_Exercise description:_ For each line below that holds "type", return the line as it stands.
· · ·
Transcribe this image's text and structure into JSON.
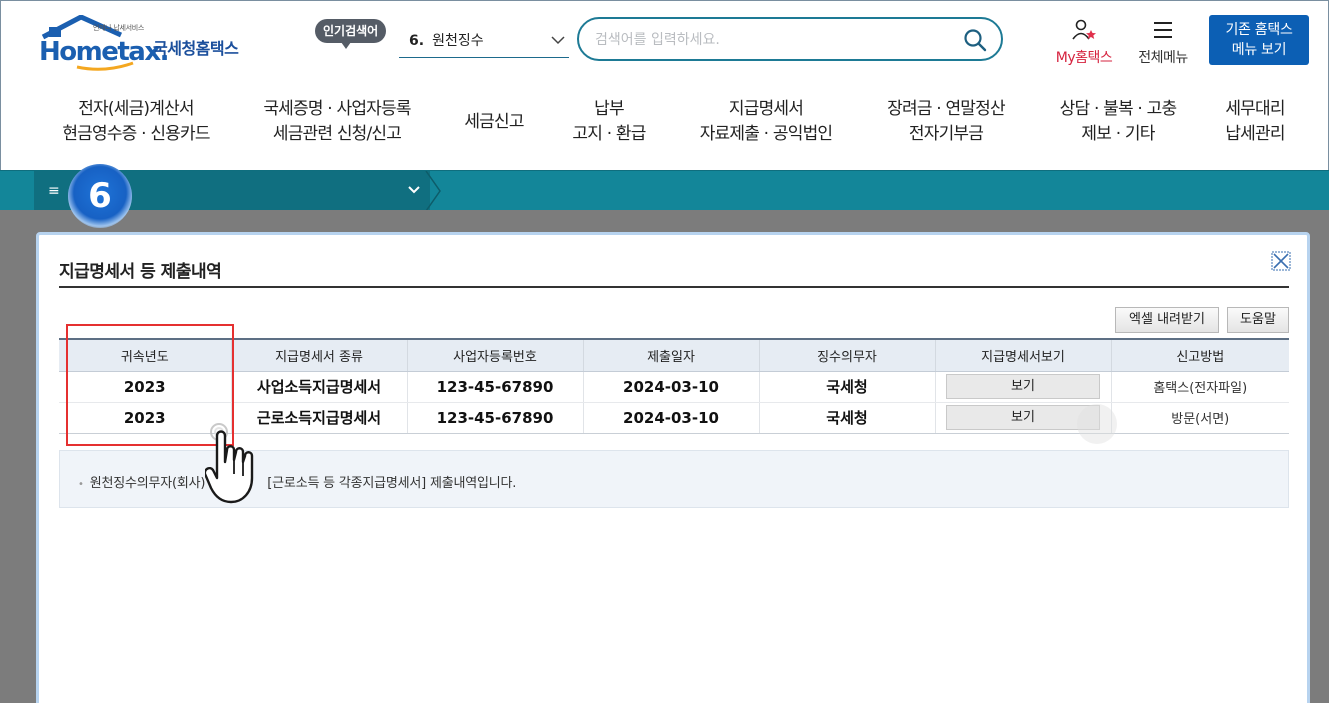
{
  "header": {
    "logo_tagline": "언제나 납세서비스",
    "logo_text": "Hometax.",
    "logo_korean": "국세청홈택스",
    "popular_badge": "인기검색어",
    "popular_item_num": "6.",
    "popular_item_label": "원천징수",
    "search_placeholder": "검색어를 입력하세요.",
    "my_hometax_label": "My홈택스",
    "all_menu_label": "전체메뉴",
    "legacy_line1": "기존 홈택스",
    "legacy_line2": "메뉴 보기"
  },
  "gnb": [
    {
      "line1": "전자(세금)계산서",
      "line2": "현금영수증 · 신용카드"
    },
    {
      "line1": "국세증명 · 사업자등록",
      "line2": "세금관련 신청/신고"
    },
    {
      "line1": "세금신고",
      "line2": ""
    },
    {
      "line1": "납부",
      "line2": "고지 · 환급"
    },
    {
      "line1": "지급명세서",
      "line2": "자료제출 · 공익법인"
    },
    {
      "line1": "장려금 · 연말정산",
      "line2": "전자기부금"
    },
    {
      "line1": "상담 · 불복 · 고충",
      "line2": "제보 · 기타"
    },
    {
      "line1": "세무대리",
      "line2": "납세관리"
    }
  ],
  "location": {
    "menu_glyph": "≡",
    "step_number": "6"
  },
  "modal": {
    "title": "지급명세서 등 제출내역",
    "excel_button": "엑셀 내려받기",
    "help_button": "도움말",
    "columns": [
      "귀속년도",
      "지급명세서 종류",
      "사업자등록번호",
      "제출일자",
      "징수의무자",
      "지급명세서보기",
      "신고방법"
    ],
    "rows": [
      {
        "year": "2023",
        "type": "사업소득지급명세서",
        "brn": "123-45-67890",
        "date": "2024-03-10",
        "payer": "국세청",
        "view": "보기",
        "method": "홈택스(전자파일)"
      },
      {
        "year": "2023",
        "type": "근로소득지급명세서",
        "brn": "123-45-67890",
        "date": "2024-03-10",
        "payer": "국세청",
        "view": "보기",
        "method": "방문(서면)"
      }
    ],
    "note_left": "원천징수의무자(회사)",
    "note_right": "[근로소득 등 각종지급명세서] 제출내역입니다."
  },
  "colors": {
    "brand_blue": "#0c5fb4",
    "teal_bar": "#138699",
    "highlight_red": "#e53030",
    "my_hometax_red": "#d6233f"
  },
  "icons": [
    "house-roof-icon",
    "chevron-down-icon",
    "search-icon",
    "user-star-icon",
    "hamburger-icon",
    "close-icon",
    "pointer-hand-icon"
  ]
}
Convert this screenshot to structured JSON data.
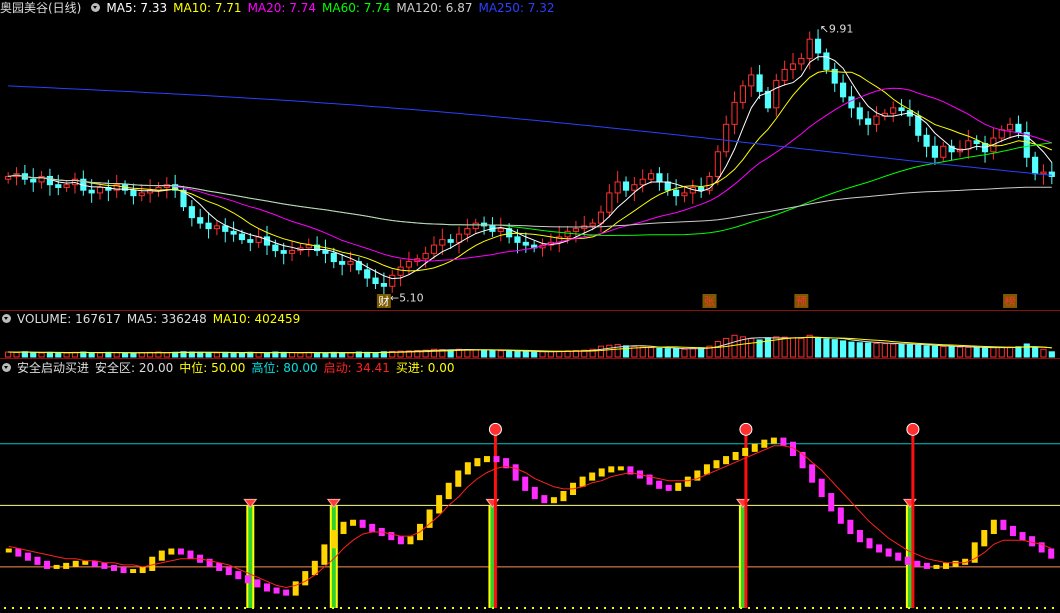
{
  "main": {
    "title": "奥园美谷(日线)",
    "indicators": [
      {
        "label": "MA5: 7.33",
        "color": "#ffffff"
      },
      {
        "label": "MA10: 7.71",
        "color": "#ffff00"
      },
      {
        "label": "MA20: 7.74",
        "color": "#ff00ff"
      },
      {
        "label": "MA60: 7.74",
        "color": "#00ff00"
      },
      {
        "label": "MA120: 6.87",
        "color": "#cccccc"
      },
      {
        "label": "MA250: 7.32",
        "color": "#2a40ff"
      }
    ],
    "high_label": "9.91",
    "low_label": "5.10",
    "markers": [
      "财",
      "张",
      "预",
      "榜"
    ]
  },
  "volume": {
    "indicators": [
      {
        "label": "VOLUME: 167617",
        "color": "#dddddd"
      },
      {
        "label": "MA5: 336248",
        "color": "#dddddd"
      },
      {
        "label": "MA10: 402459",
        "color": "#ffff00"
      }
    ]
  },
  "signal": {
    "indicators": [
      {
        "label": "安全启动买进",
        "color": "#dddddd"
      },
      {
        "label": "安全区: 20.00",
        "color": "#dddddd"
      },
      {
        "label": "中位: 50.00",
        "color": "#ffff00"
      },
      {
        "label": "高位: 80.00",
        "color": "#00e0e0"
      },
      {
        "label": "启动: 34.41",
        "color": "#ff2020"
      },
      {
        "label": "买进: 0.00",
        "color": "#ffff00"
      }
    ]
  },
  "colors": {
    "up": "#ff3030",
    "down": "#54ffff",
    "rising": "#ffd400",
    "falling": "#ff2cff"
  },
  "chart_data": {
    "type": "candlestick",
    "price_range": [
      5.0,
      10.1
    ],
    "closes": [
      7.25,
      7.3,
      7.2,
      7.15,
      7.25,
      7.1,
      7.05,
      7.1,
      7.2,
      7.0,
      6.95,
      7.05,
      7.0,
      7.1,
      7.0,
      6.9,
      6.95,
      7.0,
      7.05,
      7.1,
      7.0,
      6.7,
      6.5,
      6.4,
      6.3,
      6.35,
      6.25,
      6.2,
      6.1,
      6.05,
      6.15,
      6.0,
      5.9,
      5.85,
      5.9,
      5.95,
      6.0,
      5.9,
      5.85,
      5.7,
      5.65,
      5.7,
      5.55,
      5.4,
      5.3,
      5.25,
      5.45,
      5.6,
      5.7,
      5.75,
      5.85,
      6.0,
      6.1,
      6.05,
      6.2,
      6.3,
      6.4,
      6.35,
      6.25,
      6.3,
      6.15,
      6.05,
      6.0,
      5.95,
      6.0,
      6.05,
      6.15,
      6.25,
      6.3,
      6.35,
      6.4,
      6.6,
      6.95,
      7.15,
      7.0,
      7.1,
      7.2,
      7.3,
      7.15,
      7.0,
      6.9,
      6.95,
      7.05,
      7.0,
      7.25,
      7.7,
      8.2,
      8.6,
      8.9,
      9.1,
      8.8,
      8.5,
      9.0,
      9.2,
      9.3,
      9.4,
      9.75,
      9.5,
      9.2,
      8.95,
      8.7,
      8.5,
      8.3,
      8.2,
      8.35,
      8.4,
      8.5,
      8.45,
      8.35,
      8.0,
      7.8,
      7.6,
      7.8,
      7.7,
      7.75,
      7.9,
      7.85,
      7.7,
      7.95,
      8.1,
      8.2,
      8.05,
      7.6,
      7.3,
      7.33,
      7.25
    ],
    "volume_max": 1000000,
    "volumes": [
      160000,
      150000,
      170000,
      140000,
      130000,
      150000,
      140000,
      130000,
      150000,
      160000,
      140000,
      130000,
      150000,
      140000,
      130000,
      120000,
      140000,
      150000,
      160000,
      140000,
      150000,
      170000,
      160000,
      150000,
      140000,
      130000,
      150000,
      140000,
      130000,
      150000,
      140000,
      130000,
      160000,
      150000,
      140000,
      130000,
      150000,
      140000,
      130000,
      150000,
      140000,
      130000,
      160000,
      150000,
      140000,
      170000,
      180000,
      190000,
      200000,
      210000,
      220000,
      250000,
      240000,
      230000,
      250000,
      240000,
      230000,
      220000,
      210000,
      200000,
      190000,
      180000,
      170000,
      160000,
      170000,
      180000,
      190000,
      200000,
      210000,
      220000,
      250000,
      350000,
      380000,
      400000,
      360000,
      340000,
      320000,
      300000,
      280000,
      270000,
      260000,
      250000,
      280000,
      300000,
      350000,
      500000,
      600000,
      700000,
      650000,
      600000,
      550000,
      620000,
      650000,
      640000,
      620000,
      600000,
      700000,
      620000,
      580000,
      560000,
      520000,
      480000,
      460000,
      450000,
      440000,
      430000,
      420000,
      410000,
      400000,
      380000,
      360000,
      350000,
      340000,
      330000,
      320000,
      310000,
      300000,
      290000,
      300000,
      310000,
      320000,
      330000,
      420000,
      300000,
      250000,
      167617
    ],
    "signal_range": [
      0,
      112
    ],
    "signal_levels": {
      "safe": 20,
      "mid": 50,
      "high": 80
    },
    "signal_values": [
      28,
      26,
      24,
      22,
      20,
      20,
      21,
      22,
      22,
      21,
      20,
      19,
      18,
      18,
      19,
      24,
      27,
      28,
      27,
      25,
      23,
      21,
      19,
      17,
      15,
      13,
      11,
      9,
      8,
      7,
      12,
      17,
      22,
      30,
      37,
      41,
      42,
      40,
      38,
      36,
      34,
      32,
      34,
      40,
      47,
      54,
      60,
      66,
      70,
      72,
      73,
      72,
      69,
      63,
      58,
      54,
      52,
      53,
      56,
      60,
      63,
      65,
      67,
      68,
      68,
      66,
      64,
      61,
      59,
      58,
      60,
      63,
      66,
      69,
      71,
      73,
      75,
      77,
      79,
      81,
      82,
      80,
      75,
      69,
      62,
      55,
      48,
      42,
      37,
      33,
      30,
      28,
      26,
      24,
      22,
      21,
      20,
      20,
      21,
      22,
      23,
      31,
      37,
      42,
      39,
      36,
      34,
      31,
      28,
      25
    ],
    "signal_line": [
      30,
      29,
      28,
      27,
      26,
      25,
      24,
      24,
      23,
      23,
      22,
      22,
      21,
      21,
      20,
      21,
      22,
      23,
      24,
      24,
      24,
      23,
      22,
      21,
      19,
      17,
      15,
      13,
      11,
      10,
      11,
      13,
      16,
      20,
      24,
      29,
      33,
      36,
      37,
      37,
      36,
      35,
      35,
      37,
      41,
      45,
      50,
      54,
      59,
      63,
      66,
      68,
      69,
      68,
      66,
      63,
      61,
      59,
      58,
      58,
      59,
      61,
      62,
      64,
      65,
      66,
      65,
      64,
      63,
      62,
      62,
      62,
      63,
      65,
      67,
      69,
      71,
      73,
      75,
      77,
      79,
      79,
      78,
      75,
      71,
      67,
      62,
      57,
      52,
      47,
      42,
      38,
      34,
      31,
      28,
      26,
      24,
      23,
      22,
      22,
      22,
      24,
      27,
      31,
      33,
      33,
      33,
      32,
      31,
      29
    ],
    "buy_signal_indices": [
      29,
      39,
      58,
      88,
      108
    ],
    "start_signal_indices": [
      58,
      88,
      108
    ]
  }
}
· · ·
_Exercise result:_
        "type": "사업소득지급명세서",
        "type": "근로소득지급명세서",
    "type": "candlestick",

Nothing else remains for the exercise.